My daughter and I gather food and blankets for the Humane Society here in Tampa, Florida a few times a year. My friends and family donate what they can and we do our little part to help the ones who can’t help themselves.

I wanted to review We Animals so I could learn more about how to help.

I am changed.

We Animals is organized into five sections: three that examine animal
exploitation, one that celebrates animal rescuers and sanctuaries, and one
that offers a snapshot of the journals I’ve created from 2009–2013. The
book ends with a list of resources that I invite you to use to learn what
you can do to help end the suffering of animals.

The little text the author provides speaks volumes next to the photographs. The sadness. The fear. The confusion. Your chest will tighten throughout this journal. It really is a journal; not a text or a book. A diary of the mistreated and abused souls most of us don’t see regularly.

For those who do and can’t do anything, my heart breaks.

For those who do and can do something, I hope they try, understanding that what’s happening is wrong.

My eyes saw glimpses of animals I couldn’t help, but the need for help is so enormous, where do we start?

I am an omnivore.

I eat everything. I was saddened to open my fridge after I finally finished reading We Animals. I felt bad drinking my nightly chocolate milk. Were the cows who gave me my milk mistreated?

I had a steak recently at a work dinner. The server explained the cow’s last 100 days, “Grass fed and then grain fed.”

I almost cried at the table. Sounds like a good last 100 days, but what about the days before and what about its ending?

I said a prayer for the cow and gave thanks for it. I hoped it was treated well, truly, and, God, I can’t think of a better word, slaughtered humanely? The word “last” stayed with me through out the meal. I did my best to not discuss We Animals at the table of coworkers though it’s probably the best place to have the conversation that’s hard to stomach.

I have food guilt.

I once wrote a blog post about the fish at fairs and how I felt so bad for them stuck in bags of blue water. When was the last time they ate? Why is the water that blue? Is the water changed? Do they swim free at night?

I tell my daughter still, “No prizes with heartbeats.”

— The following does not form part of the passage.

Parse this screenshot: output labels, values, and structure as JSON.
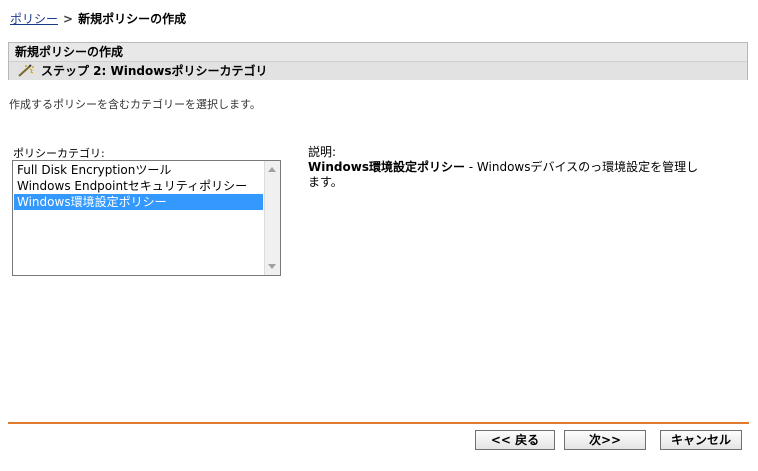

We Animals makes us aware of what hundreds of thousands of animals are subjected to daily. McArthur’s voice through the picture descriptions is calm. The importance of the message is delivered as stories; she puts us in the animals’ point of view. It’s personal, but we don’t get her as I would expect someone so close to the sadness would feel.

Photo: Jo-Anne McArthur, We Animals

The author details her personal accounts from her experiences in “Notes from the Field.” The hard core language and feelings of what she’s seen and experienced, what I think any of us who have been there or would help if we were there, are expressed. “F” bombs and emotion. Pain and frustration. I connected with the animals through out the five sections.

I connected with the author in her notes.

“Resources” help to close the journal. Websites, book and magazines. All offering us more to read and learn and connect… And help. The need for help is so great. If we all give a little help, we can make a big difference.

We Animals can make a difference for all animals, starting with ourselves and those around us. It’s an important journal to view, read and share.

Relephant reads:

Photos, Video: Jo-Anne McArthur, stunning photos of animals’ lives. [Adult]

Love elephant and want to go steady?

Sign up for our (curated) daily and weekly newsletters!

Editor: Bryonie Wise


4,090 views

About Alicia Wozniak

Alicia Wozniak was born and raised in Cleveland. “Woz” now lives in Tampa, with the rest of Ohio. This 40 year old can be found teaching Zumba, all over Facebook, figuring out Twitterblogging, and working her full time gig in a marketing division of a textbook publisher. She wonders how many jobs she really needs. If she isn’t moving, she’s unconscious. Life, which includes a Weez, is good and as long as the beer is cold and it isn’t snowing, she’ll keep moving forward—Xanax close at hand.

Comments

Leave a Reply